Kentucky Ag News
Early wintry blast prompts livestock cold stress warning
University of Kentucky College of Agriculture
LEXINGTON, Ky. — An early blast of arctic cold has landed in the Bluegrass, and that puts pressure on farmers to make sure their animals are ready for the assault.
“Some locations may even see the livestock cold stress index dip into the emergency category early next week,” said Matt Dixon, agricultural meteorologist for the University of Kentucky College of Agriculture, Food and Environment. “This arctic air mass will continue to build over the next few days, and the lows the next few nights will bottom out in the upper teens and low 20s for most areas of the state. Windchills could very well dip into the single digits at times on Monday and Tuesday night.”
These temperatures are about 20 degrees below normal for this time of year and will create dangerous conditions for livestock and outdoor pets. To complicate matters, Dixon said some areas could see snow accumulations toward the end of the weekend and into next week.
Livestock producers should make sure animals have adequate shelter, water, dry bedding and feed to make it through this cold spell. Pet owners should bring pets indoors. UK livestock specialists said animals have a higher requirement for energy in the colder months, so producers should have high-quality grains and forages on hand to meet their needs.
The average horse, with a lower activity level, should eat between 1.5 and 2 percent of its body weight in feed per day to maintain its weight. UK equine specialist Bob Coleman said that feed requirement goes up in the winter, as horses use more calories to keep warm. He recommended providing extra hay and making sure horses have shelter to get out of windy, damp weather. It’s also important for horses to have access to clean, unfrozen water. Make sure water sources are open for all livestock. A decrease in water intake will affect dry matter intake.
Ambient temperatures can impact the amount of dry matter cattle eat, providing an opportunity to compensate for increased maintenance energy needs. Producers either need to increase their animals’ feed intake or increase the energy density of the diet by feeding higher quality hay or adding more grain or fat to the grain mix, UK beef specialist Jeff Lehmkuhler said.
Lehmkuhler recommended that producers continue to monitor cows during the wintertime and make sure to maintain the animals’ body condition.
“Poor quality hay may not provide adequate energy to maintain gestating cows that are entering the third trimester,” he said. “Consider having the hay tested to determine if you need to supplement during times of possible cold stress, especially for the enduring cold spells.”
He said to consider separating younger and thinner cows that may not have the same internal insulation as conditioned older cows and supplement them accordingly or offer them higher quality forage if available. Coleman said equine owners can employ similar strategies and separate animals according to body condition score.
“Producers should move cows to fields with natural windbreaks or provide man-made windbreaks, which are not the same as a barn,” Lehmkuhler suggested. “Poorly managed barns combined with poor ventilation may actually hamper efforts to improve the environmental conditions.
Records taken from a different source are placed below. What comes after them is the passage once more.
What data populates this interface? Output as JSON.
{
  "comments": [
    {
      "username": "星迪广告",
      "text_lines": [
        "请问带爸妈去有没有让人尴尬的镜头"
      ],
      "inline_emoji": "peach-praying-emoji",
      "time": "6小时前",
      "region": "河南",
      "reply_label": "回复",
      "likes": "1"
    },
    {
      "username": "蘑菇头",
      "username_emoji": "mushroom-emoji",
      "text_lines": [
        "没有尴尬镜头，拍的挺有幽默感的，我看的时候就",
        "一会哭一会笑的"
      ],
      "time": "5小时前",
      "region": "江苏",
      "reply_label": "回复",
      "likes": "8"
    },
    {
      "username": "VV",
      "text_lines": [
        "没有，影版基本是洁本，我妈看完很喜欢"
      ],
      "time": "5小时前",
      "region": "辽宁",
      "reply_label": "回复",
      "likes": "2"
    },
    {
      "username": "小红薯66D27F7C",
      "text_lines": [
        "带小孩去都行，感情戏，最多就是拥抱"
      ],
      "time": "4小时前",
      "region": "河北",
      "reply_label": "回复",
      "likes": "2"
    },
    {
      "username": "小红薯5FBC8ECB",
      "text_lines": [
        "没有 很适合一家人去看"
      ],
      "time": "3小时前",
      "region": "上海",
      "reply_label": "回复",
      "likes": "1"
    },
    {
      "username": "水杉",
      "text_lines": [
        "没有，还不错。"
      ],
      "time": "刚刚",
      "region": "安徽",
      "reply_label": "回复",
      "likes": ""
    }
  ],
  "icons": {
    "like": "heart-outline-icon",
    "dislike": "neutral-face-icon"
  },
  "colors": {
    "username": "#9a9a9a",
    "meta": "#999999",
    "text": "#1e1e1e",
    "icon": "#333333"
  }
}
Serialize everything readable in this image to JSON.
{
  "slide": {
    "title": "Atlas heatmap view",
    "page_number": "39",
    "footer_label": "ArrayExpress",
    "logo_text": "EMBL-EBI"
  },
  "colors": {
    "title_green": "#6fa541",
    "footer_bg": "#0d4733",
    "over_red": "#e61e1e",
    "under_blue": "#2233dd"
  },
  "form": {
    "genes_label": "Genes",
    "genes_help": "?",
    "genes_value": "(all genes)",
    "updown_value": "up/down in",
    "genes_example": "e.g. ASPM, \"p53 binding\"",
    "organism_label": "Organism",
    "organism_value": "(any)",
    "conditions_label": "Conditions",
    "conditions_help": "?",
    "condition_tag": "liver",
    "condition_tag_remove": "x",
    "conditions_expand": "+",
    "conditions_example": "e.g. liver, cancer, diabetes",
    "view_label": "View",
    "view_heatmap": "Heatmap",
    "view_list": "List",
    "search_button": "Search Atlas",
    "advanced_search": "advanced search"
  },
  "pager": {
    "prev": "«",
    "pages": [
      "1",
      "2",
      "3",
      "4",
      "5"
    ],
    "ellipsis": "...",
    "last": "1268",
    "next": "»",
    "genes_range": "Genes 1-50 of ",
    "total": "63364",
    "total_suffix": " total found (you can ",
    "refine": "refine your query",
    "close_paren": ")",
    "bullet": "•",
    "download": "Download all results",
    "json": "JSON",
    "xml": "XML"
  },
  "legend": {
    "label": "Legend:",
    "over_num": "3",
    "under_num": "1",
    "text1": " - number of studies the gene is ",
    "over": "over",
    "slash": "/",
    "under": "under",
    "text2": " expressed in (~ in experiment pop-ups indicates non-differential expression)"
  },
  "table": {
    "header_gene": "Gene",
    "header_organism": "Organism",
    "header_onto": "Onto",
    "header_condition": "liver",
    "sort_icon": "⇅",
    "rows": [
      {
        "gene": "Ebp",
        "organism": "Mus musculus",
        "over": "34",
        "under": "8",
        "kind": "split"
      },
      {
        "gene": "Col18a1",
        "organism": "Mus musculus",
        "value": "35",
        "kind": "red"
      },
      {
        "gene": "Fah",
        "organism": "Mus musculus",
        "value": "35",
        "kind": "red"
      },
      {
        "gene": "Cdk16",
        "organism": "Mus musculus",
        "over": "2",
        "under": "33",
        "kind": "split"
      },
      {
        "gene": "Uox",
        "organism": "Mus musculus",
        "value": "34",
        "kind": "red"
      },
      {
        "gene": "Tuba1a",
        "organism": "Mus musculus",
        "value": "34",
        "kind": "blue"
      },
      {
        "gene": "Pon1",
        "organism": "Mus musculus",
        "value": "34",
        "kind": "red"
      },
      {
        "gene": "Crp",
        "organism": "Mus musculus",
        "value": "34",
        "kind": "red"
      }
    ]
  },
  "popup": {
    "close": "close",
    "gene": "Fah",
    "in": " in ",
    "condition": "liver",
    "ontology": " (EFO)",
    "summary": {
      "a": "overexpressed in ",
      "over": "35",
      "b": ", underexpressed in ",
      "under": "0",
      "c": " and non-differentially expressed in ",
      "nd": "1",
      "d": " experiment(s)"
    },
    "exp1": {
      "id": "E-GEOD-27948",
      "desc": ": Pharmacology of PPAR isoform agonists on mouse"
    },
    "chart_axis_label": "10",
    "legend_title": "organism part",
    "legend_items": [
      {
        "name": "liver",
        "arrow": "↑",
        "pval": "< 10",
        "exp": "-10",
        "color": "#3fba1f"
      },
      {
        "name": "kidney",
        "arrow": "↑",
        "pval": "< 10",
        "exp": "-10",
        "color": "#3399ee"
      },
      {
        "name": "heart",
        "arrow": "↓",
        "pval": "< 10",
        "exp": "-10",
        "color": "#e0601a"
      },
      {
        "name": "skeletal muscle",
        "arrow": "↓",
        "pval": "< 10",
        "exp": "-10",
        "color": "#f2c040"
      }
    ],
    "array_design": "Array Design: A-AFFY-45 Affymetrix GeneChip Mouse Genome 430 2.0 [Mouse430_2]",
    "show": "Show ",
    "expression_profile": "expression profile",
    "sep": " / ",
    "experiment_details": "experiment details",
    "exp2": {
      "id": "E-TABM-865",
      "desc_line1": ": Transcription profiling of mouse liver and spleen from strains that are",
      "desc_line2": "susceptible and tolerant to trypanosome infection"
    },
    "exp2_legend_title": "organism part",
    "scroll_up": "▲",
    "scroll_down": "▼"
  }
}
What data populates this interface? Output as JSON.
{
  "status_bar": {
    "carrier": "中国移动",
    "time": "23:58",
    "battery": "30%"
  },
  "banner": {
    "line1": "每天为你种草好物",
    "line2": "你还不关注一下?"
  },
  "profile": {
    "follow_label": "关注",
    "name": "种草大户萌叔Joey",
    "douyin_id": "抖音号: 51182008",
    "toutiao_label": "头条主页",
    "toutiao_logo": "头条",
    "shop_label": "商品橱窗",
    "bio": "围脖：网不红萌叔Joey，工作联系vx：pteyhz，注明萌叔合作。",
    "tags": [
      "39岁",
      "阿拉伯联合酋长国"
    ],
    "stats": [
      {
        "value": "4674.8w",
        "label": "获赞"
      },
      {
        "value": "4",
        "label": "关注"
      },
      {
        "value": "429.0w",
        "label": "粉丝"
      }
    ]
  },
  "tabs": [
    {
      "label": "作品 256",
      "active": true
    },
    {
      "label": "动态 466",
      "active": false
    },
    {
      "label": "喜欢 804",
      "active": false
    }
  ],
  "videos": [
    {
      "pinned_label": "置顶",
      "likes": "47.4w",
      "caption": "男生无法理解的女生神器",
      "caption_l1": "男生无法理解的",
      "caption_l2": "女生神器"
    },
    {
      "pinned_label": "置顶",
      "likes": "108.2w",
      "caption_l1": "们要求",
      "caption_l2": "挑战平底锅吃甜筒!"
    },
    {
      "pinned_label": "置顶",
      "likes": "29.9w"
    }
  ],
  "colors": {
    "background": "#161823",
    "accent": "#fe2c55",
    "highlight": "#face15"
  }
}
Lastly, remember it is energy or calories that are really needed. If the protein level in the forage is adequate, do not make supplement decisions based on protein level; rather purchase the most affordable calories. Stay warm and keep the waterers flowing.”
The lower critical temperature (LCT) value for cattle is the lowest temperature or wind chill at which no additional energy is required to maintain core body temperature.
“As the temperature declines below this lower critical value, the maintenance energy value for the animal is increased to maintain core body temperature,” he said. “Animals maintain core body temperature by increasing their metabolism, resulting in greater heat production, as well as other heat conservation strategies, such as reducing blood flow to the extremities, shivering and increased intake.”
Lehmkuhler said several things can influence lower critical temperature value.
“Both external and internal insulation influences the LCT. External insulation is basically the depth and thickness of the hair coat, condition of the hair coat and thickness of the hide,” he said. “Thin-hided breeds such as dairy breeds tend to have a lower insulating factor than thick-hided breeds like Herefords. The condition of the hair coat is extremely important as an external insulation barrier.”
The hair coat acts similar to home attic insulation that traps air, enhancing the insulating value. If the hair is wet and full of mud, air is excluded, reducing the insulating value and increasing heat loss from the skin to the environment. The density of the hair coat and if it is wet or dry impacts the wind chill temperatures at which cold stress is considered mild, moderate or severe. As little as 0.1 inch of rain can immediately impact cold stress severity by matting the hair down reducing its insulating ability. Acclimation time, hide thickness, fat cover and other factors will also influence the degree of cold stress that animals experience.